Overcoming Urgency Addiction
There’s a very real malady affecting business these days. It’s not widely discussed, although it’s gotten the attention of a few writers and consultants. I wouldn’t be surprised if this condition costs corporations billions of dollars. It certainly dilutes individual development and productivity, and can undermine self-confidence, creating a sense of overall personal emptiness.
What is this great menace? An addiction to urgency, aka Urgency Addiction.
Neuroscientists tell us that when we experience success, our brains release a substance known as dopamine, which causes feelings of pleasure. Understandably, we want more of this, which we can get by repeating the types of actions that caused the previous chemical shot.
The problem is that this phenomenon occurs even after very small successes – like answering an e-mail, cleaning out a file folder, or sending a text message. The happy juice keeps on coming, and hours later we’ve spent an entire day doing nothing meaningful.
There are several methods for fighting urgency addiction. A few helpful books are: First Things First, by Stephen Covey; Getting Things Done, by David Allen; and Deep Work, by Cal Newport. Francesco Cirillo’s Pomodoro Technique and Dan Sullivan’s Entrepreneurial Time Management System are also excellent
For those trying to break urgency addiction, I recommend a few practical steps:

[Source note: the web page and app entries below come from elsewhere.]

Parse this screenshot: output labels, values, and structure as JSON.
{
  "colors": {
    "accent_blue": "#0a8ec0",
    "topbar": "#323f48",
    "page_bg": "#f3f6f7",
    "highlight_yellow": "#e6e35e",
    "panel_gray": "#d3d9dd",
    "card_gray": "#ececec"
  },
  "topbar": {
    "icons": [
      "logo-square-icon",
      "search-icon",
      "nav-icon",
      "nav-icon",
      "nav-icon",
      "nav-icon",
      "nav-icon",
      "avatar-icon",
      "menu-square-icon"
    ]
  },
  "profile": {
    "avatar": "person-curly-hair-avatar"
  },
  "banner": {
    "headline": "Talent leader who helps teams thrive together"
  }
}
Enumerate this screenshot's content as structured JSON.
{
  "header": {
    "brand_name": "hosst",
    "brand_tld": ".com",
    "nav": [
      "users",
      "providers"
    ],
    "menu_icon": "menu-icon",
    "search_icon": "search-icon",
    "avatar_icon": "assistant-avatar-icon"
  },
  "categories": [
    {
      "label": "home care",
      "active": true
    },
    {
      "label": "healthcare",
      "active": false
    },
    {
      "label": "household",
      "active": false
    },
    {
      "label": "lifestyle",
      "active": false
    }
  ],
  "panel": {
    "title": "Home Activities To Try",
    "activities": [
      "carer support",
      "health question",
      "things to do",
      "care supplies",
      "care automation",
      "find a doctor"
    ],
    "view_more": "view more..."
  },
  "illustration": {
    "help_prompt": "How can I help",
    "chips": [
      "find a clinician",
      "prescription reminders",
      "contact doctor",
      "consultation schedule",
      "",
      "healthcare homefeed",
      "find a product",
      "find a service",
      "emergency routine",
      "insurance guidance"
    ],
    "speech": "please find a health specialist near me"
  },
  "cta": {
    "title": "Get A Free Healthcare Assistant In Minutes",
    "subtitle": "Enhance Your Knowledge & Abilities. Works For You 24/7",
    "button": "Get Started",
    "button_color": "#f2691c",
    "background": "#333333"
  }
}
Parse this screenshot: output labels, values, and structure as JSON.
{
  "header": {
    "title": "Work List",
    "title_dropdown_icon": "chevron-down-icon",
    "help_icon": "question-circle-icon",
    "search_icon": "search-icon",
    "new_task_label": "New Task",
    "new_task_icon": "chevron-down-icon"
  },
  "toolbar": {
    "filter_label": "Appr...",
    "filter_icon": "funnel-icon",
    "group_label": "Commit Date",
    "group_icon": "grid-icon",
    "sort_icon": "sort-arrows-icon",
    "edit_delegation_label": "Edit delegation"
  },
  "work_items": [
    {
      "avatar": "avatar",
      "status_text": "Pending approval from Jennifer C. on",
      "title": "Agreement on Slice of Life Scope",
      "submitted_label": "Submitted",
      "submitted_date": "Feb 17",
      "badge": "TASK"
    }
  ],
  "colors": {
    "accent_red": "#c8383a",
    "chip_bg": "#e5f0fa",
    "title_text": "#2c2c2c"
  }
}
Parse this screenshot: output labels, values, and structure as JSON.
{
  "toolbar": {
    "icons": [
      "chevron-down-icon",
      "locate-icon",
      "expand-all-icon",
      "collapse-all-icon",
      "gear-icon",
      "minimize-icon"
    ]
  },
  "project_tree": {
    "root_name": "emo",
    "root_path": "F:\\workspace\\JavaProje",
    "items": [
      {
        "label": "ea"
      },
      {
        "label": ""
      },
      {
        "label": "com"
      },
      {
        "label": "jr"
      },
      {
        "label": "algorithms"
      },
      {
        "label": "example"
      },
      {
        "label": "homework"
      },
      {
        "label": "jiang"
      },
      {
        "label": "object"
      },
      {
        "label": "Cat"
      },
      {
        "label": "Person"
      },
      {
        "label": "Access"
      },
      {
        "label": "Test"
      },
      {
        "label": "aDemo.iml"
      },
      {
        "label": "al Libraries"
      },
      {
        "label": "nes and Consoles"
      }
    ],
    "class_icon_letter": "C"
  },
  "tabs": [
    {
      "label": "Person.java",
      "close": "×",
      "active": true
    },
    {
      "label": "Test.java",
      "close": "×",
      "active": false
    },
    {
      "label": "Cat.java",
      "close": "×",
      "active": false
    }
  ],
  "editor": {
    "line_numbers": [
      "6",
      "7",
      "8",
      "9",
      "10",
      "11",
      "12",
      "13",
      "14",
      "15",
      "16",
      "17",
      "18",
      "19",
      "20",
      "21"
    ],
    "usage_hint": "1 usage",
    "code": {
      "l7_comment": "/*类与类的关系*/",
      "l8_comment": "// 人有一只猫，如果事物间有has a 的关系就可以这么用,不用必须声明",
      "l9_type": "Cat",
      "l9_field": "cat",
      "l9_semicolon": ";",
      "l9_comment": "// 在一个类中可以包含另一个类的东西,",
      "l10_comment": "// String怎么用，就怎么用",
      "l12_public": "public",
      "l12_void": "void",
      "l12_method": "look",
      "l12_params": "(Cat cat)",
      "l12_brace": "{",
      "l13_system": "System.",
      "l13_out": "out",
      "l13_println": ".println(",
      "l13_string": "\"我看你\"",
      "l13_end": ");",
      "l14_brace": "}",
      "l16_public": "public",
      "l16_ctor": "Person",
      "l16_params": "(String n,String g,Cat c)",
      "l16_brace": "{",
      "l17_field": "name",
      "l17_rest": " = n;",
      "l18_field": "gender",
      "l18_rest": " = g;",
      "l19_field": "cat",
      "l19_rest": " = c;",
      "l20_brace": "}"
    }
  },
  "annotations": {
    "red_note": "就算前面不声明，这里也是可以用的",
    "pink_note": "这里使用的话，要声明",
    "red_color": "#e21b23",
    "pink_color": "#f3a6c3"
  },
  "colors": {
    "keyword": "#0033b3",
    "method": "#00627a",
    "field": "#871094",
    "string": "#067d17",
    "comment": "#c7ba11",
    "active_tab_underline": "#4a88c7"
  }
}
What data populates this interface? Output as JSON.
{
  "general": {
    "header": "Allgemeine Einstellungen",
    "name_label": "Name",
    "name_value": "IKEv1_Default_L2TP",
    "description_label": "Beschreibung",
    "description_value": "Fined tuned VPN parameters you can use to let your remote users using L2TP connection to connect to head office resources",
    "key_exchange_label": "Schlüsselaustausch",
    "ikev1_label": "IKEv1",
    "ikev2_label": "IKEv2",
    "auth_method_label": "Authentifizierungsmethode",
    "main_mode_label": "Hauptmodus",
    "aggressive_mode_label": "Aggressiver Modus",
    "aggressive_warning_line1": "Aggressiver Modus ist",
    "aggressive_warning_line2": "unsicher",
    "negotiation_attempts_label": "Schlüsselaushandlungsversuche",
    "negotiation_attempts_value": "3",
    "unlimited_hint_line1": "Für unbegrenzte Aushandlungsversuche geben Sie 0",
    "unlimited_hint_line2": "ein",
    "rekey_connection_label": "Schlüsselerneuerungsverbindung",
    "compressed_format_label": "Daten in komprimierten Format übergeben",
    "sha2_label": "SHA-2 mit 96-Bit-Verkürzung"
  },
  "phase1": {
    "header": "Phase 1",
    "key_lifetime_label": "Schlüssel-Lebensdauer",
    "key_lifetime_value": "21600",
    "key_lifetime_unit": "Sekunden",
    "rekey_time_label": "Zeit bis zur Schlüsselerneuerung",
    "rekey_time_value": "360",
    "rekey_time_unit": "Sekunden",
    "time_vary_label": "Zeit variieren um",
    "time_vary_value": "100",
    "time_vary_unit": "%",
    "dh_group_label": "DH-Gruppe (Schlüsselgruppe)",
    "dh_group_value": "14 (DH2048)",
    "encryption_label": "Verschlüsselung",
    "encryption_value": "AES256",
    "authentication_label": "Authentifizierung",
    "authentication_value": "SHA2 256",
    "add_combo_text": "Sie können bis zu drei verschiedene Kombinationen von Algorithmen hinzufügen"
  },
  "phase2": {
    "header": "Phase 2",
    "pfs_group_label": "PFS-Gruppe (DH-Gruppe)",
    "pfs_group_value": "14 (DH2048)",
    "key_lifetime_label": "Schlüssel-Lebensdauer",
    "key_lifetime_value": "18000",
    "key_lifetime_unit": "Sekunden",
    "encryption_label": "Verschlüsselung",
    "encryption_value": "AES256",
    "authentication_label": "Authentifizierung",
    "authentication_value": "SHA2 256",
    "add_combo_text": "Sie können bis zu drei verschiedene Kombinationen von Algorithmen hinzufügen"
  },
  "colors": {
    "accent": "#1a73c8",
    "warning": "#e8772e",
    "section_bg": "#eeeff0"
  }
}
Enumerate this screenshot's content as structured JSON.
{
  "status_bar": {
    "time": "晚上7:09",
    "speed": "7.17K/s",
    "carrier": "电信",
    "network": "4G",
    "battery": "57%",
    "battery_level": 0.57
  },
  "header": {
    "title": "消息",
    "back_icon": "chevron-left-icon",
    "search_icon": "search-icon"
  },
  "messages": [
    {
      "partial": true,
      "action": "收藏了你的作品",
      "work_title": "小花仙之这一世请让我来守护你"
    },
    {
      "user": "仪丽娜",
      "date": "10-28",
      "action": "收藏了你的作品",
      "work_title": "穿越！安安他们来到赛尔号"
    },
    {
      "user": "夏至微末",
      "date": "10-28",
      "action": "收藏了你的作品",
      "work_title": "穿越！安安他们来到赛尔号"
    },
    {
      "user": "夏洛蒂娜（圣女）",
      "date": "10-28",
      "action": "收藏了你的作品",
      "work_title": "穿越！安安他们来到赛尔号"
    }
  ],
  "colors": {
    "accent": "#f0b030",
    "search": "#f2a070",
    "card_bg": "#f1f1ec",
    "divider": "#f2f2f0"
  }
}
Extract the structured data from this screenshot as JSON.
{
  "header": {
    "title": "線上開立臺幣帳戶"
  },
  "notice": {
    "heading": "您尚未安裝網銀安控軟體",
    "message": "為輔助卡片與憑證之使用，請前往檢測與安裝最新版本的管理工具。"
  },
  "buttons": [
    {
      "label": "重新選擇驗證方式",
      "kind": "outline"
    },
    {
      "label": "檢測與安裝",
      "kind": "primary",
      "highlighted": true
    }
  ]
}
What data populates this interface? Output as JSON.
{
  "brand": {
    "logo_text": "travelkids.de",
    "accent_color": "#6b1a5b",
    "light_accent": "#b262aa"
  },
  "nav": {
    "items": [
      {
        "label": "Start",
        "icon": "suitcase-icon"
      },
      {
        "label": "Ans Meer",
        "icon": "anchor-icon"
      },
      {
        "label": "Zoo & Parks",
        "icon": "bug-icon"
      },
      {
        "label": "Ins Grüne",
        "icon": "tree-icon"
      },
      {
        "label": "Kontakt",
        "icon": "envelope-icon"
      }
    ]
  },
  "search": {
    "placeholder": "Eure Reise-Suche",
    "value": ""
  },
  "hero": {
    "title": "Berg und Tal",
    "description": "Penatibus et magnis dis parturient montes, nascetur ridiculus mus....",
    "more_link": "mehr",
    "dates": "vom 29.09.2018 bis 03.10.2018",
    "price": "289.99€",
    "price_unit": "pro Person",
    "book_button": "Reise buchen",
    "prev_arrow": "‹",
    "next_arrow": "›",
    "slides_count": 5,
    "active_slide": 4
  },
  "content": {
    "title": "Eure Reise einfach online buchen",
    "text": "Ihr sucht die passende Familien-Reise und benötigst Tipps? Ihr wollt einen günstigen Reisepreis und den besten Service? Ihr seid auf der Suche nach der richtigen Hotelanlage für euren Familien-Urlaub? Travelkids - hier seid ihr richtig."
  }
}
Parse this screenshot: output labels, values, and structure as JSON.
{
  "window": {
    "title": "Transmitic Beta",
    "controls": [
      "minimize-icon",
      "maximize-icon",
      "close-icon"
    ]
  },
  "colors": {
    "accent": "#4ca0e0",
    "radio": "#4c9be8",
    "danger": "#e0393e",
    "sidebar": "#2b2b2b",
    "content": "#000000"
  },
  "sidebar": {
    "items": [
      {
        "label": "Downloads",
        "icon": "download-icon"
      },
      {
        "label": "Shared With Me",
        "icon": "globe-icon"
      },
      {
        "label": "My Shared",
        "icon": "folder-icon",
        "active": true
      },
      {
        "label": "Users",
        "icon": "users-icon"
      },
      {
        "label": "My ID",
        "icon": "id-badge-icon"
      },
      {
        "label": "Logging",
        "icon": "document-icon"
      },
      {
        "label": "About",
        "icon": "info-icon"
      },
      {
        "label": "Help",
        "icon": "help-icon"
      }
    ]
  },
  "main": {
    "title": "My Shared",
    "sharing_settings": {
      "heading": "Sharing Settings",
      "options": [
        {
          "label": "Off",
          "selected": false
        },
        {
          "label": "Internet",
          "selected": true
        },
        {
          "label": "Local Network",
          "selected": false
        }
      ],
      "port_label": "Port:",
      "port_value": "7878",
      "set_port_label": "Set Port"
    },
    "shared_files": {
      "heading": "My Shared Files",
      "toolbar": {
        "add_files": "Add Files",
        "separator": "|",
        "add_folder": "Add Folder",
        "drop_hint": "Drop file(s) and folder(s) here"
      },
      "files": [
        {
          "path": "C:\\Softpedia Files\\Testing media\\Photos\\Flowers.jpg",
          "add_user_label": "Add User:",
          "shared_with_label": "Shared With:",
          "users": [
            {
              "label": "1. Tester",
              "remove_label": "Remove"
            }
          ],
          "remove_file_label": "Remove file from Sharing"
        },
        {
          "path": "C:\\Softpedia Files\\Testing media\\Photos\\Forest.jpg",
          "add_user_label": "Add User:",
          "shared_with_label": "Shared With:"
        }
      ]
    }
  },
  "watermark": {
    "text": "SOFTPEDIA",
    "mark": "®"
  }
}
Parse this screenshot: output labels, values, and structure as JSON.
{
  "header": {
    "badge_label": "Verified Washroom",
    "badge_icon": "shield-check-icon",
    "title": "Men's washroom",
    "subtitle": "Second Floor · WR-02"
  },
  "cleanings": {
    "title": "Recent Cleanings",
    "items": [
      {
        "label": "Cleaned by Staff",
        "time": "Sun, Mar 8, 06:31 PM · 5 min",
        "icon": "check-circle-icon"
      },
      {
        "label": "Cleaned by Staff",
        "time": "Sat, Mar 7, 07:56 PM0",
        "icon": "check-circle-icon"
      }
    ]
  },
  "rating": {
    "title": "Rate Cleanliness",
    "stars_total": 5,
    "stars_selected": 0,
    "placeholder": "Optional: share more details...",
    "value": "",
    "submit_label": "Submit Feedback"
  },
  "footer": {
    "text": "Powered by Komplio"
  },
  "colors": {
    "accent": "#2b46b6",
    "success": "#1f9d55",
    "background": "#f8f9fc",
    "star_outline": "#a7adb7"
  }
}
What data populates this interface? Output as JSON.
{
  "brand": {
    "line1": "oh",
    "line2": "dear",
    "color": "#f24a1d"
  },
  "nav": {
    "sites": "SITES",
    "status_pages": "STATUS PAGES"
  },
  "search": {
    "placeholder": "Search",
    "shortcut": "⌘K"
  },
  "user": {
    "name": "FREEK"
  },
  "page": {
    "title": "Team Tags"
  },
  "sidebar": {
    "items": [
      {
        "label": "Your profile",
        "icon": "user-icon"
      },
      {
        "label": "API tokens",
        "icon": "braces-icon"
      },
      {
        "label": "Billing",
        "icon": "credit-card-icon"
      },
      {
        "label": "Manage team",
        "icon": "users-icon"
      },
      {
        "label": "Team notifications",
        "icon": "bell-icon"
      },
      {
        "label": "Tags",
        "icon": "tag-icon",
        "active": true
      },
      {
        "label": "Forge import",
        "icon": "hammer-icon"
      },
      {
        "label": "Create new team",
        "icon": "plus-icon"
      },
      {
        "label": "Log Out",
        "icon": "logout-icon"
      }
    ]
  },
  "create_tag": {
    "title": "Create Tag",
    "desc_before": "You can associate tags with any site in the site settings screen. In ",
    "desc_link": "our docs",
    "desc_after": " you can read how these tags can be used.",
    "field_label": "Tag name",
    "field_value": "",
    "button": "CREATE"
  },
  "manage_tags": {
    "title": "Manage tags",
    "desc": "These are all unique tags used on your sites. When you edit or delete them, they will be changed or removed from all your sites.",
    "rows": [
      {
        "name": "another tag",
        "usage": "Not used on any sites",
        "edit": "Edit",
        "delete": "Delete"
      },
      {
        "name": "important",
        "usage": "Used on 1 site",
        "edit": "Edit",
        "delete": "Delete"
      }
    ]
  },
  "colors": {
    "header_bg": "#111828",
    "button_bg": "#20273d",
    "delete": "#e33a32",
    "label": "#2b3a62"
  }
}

— Determine your highest and best use. I’ve borrowed this term from the world of real estate, where it means calculating the maximum value of a commercial property by envisioning the ultimate utilization of that piece of land. What is it that you do that contributes the most value to your goals, life, and/or organization? In what areas of productivity do people consider you a gifted genius? It will likely be something you love and that makes you feel energized. This is where you should focus.
— Decide how much time you can realistically devote to your highest and best use. Schedule blocks specifically for this purpose. Put those on your calendar like appointments with your boss or most important client. Then fight with all your strength the urge to preempt that plan.
— Find your deep work environment. It may have to be somewhere outside your normal workspace. If that’s not possible, headphones playing favorite music, a “Do Not Disturb” sign, and turning off a few apps might do the trick.
— Have a trusted system for capturing distractions. While you’re engaged in deep work, thoughts will undoubtedly come to you about other tasks and commitments. You need a way to record these for handling later. The key is that you must absolutely trust this system to the point that the distraction will be completely out of your mind once it’s captured.
— Then work on only what matters most until the scheduled session is over.
Yes, it’s difficult. And it takes practice. But the result is freedom from urgency addiction and more time spent doing what brings the greatest value to the organization and joy to us as individuals. That’s a high worth pursuing.